There's a rather present top end and a constrained 'newness' about the sound, which is hardly surprising, and we'd expect some of that to mellow with playing.
As is, it doesn't suggest itself a first choice for a solo instrumentalist, but playing in an ensemble we find a tightness and power that really maintains its presence.
It's satisfying to strum and demonstrates a broad range of subtle tonal shades and dynamics as we experiment with different types and thicknesses of picks. With a Dunlop 0.73mm, for example, strumming over the soundhole there's a midrange warmth and click that's nicely old school.
As acoustic only, a challenge might be to find a pickup system, should you need one. The contemporary high-end presence of the guitar married to the sometimes overly hi-fi tonality of many modern systems could end up a little ear-wearing. Something to consider...
Still, there's a confidence-boosting weight and scale to the handling. It feels solid but not chunky. The high-glossed mahogany neck has good depth and a sort of rounded 'U' profile, giving a sense of substance and comfort.
The 55mm string spacing at the saddle means fingerpicking - even for those of us with fatter digits - is a pleasure. While the Grover tuners are smooth and responsive, so tuning between regular and relatively extreme open tunings was drama free. All good!
It's hard to think what has been overlooked with this acoustic.

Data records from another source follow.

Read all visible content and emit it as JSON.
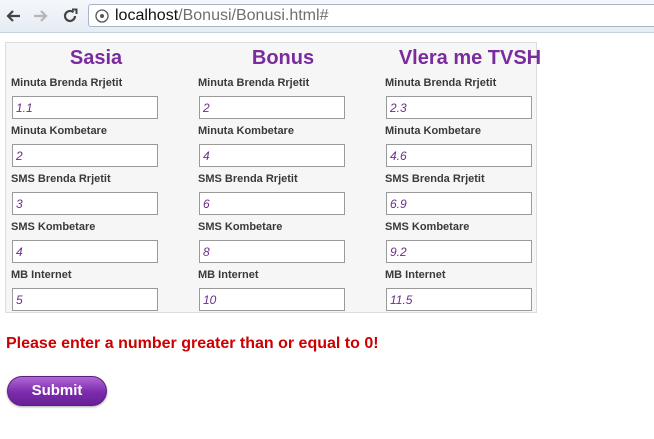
{
  "browser": {
    "url_host": "localhost",
    "url_path": "/Bonusi/Bonusi.html#"
  },
  "columns": [
    {
      "title": "Sasia",
      "rows": [
        {
          "label": "Minuta Brenda Rrjetit",
          "value": "1.1"
        },
        {
          "label": "Minuta Kombetare",
          "value": "2"
        },
        {
          "label": "SMS Brenda Rrjetit",
          "value": "3"
        },
        {
          "label": "SMS Kombetare",
          "value": "4"
        },
        {
          "label": "MB Internet",
          "value": "5"
        }
      ]
    },
    {
      "title": "Bonus",
      "rows": [
        {
          "label": "Minuta Brenda Rrjetit",
          "value": "2"
        },
        {
          "label": "Minuta Kombetare",
          "value": "4"
        },
        {
          "label": "SMS Brenda Rrjetit",
          "value": "6"
        },
        {
          "label": "SMS Kombetare",
          "value": "8"
        },
        {
          "label": "MB Internet",
          "value": "10"
        }
      ]
    },
    {
      "title": "Vlera me TVSH",
      "rows": [
        {
          "label": "Minuta Brenda Rrjetit",
          "value": "2.3"
        },
        {
          "label": "Minuta Kombetare",
          "value": "4.6"
        },
        {
          "label": "SMS Brenda Rrjetit",
          "value": "6.9"
        },
        {
          "label": "SMS Kombetare",
          "value": "9.2"
        },
        {
          "label": "MB Internet",
          "value": "11.5"
        }
      ]
    }
  ],
  "error_message": "Please enter a number greater than or equal to 0!",
  "submit_label": "Submit",
  "colors": {
    "accent_purple": "#7a2b9e",
    "error_red": "#cc0000"
  }
}
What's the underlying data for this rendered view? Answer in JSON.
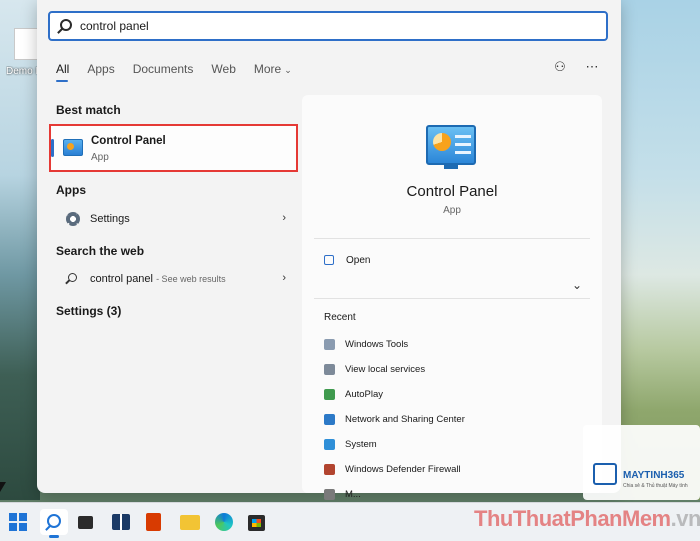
{
  "desktop": {
    "icon_label": "Demo\nPowerS"
  },
  "search": {
    "query": "control panel"
  },
  "tabs": [
    {
      "label": "All",
      "active": true
    },
    {
      "label": "Apps"
    },
    {
      "label": "Documents"
    },
    {
      "label": "Web"
    },
    {
      "label": "More"
    }
  ],
  "left": {
    "best_match_title": "Best match",
    "best_match": {
      "name": "Control Panel",
      "type": "App"
    },
    "apps_title": "Apps",
    "apps_item": "Settings",
    "web_title": "Search the web",
    "web_item": "control panel",
    "web_hint": "- See web results",
    "settings_section": "Settings (3)"
  },
  "detail": {
    "title": "Control Panel",
    "subtitle": "App",
    "open_label": "Open",
    "recent_title": "Recent",
    "recent": [
      {
        "label": "Windows Tools",
        "color": "#8a9bb0"
      },
      {
        "label": "View local services",
        "color": "#7d8a99"
      },
      {
        "label": "AutoPlay",
        "color": "#3f9a4e"
      },
      {
        "label": "Network and Sharing Center",
        "color": "#2c79c7"
      },
      {
        "label": "System",
        "color": "#2f8fd8"
      },
      {
        "label": "Windows Defender Firewall",
        "color": "#b2442f"
      },
      {
        "label": "M...",
        "color": "#7a7a7a"
      }
    ]
  },
  "watermark": {
    "logo_name": "MAYTINH365",
    "logo_tagline": "Chia sẻ & Thủ thuật Máy tính",
    "site_bold": "ThuThuat",
    "site_light": "PhanMem",
    "site_tail": ".vn"
  },
  "colors": {
    "accent": "#2e6fc8",
    "highlight_border": "#e53935"
  }
}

It's a state-of-the-art design that centres on quality woods and a crisp, contemporary build.